“Hapa” by Sam Louie

I don’t quite fit in,
not 100% Asian,
nor 100% “American.”


Call me, “Hapa,”
Hawaiian for mixed,
rejected, not accepted,
no tribe to call my own,
all I want really is to belong,
a place, I can call home.


I live in the land in-between,
Like the Hebrews during Exodus,
wandering in the desert,
looking for comfort and rest,
searching for my identity,
only to have others say quizzically,
“You don’t look like me!”


Not White enough to fit in with the mainstream,
nor Asian enough to be a minority.
I’m constantly teased,
not comfortable being just me.


I’m confounded,
caught in a cultural cross-fire.
Who will leave me alone?
Better yet, who will accept me as their own?








Sam Louie is a first-generation Chinese-American psychotherapist with a focus on Asian addictions and cultural issues. He is also an Emmy Award-winning former journalist who currently writes for Psychology Today on issues related to race and culture.
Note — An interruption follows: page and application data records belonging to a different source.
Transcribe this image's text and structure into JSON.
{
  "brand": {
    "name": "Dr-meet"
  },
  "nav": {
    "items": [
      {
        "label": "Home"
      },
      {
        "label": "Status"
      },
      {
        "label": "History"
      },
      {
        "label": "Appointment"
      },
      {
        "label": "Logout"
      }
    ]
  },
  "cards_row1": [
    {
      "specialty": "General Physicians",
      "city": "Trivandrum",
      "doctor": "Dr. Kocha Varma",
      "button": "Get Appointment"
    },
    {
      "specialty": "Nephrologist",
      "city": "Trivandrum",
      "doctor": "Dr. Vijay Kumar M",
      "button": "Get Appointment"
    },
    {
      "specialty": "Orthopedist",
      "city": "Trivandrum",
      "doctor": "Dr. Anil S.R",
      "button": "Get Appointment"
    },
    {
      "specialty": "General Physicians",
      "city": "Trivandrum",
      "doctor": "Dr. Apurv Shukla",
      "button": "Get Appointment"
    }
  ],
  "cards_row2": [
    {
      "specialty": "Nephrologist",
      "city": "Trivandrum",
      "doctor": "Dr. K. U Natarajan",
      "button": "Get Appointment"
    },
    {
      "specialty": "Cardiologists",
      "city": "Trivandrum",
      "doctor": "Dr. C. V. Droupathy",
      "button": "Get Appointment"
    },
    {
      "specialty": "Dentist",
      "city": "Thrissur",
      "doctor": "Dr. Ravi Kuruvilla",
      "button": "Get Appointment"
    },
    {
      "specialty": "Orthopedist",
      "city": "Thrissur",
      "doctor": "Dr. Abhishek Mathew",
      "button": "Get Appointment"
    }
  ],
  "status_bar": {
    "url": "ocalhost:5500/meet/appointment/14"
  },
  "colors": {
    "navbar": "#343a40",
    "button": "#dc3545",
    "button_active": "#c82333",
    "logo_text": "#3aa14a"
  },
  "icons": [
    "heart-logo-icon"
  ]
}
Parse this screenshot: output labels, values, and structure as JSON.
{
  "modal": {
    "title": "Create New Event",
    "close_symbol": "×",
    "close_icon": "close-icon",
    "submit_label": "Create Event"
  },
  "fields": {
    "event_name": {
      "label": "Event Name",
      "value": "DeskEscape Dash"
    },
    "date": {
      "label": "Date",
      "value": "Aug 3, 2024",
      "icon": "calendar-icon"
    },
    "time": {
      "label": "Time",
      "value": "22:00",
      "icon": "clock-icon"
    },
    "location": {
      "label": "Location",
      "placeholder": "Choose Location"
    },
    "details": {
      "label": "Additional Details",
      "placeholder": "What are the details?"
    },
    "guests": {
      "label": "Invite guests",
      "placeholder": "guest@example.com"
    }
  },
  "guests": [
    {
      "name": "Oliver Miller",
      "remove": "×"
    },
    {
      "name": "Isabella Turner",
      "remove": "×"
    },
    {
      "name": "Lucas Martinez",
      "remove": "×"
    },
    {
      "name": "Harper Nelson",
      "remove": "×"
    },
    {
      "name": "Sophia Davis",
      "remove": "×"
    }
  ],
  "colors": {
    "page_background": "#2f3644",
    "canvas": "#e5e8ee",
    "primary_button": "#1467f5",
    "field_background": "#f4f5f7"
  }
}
In addition, he writes and performs poetry addressing issues related to immigrant experiences, culture, addictions, and recovery.  samlouiemft.com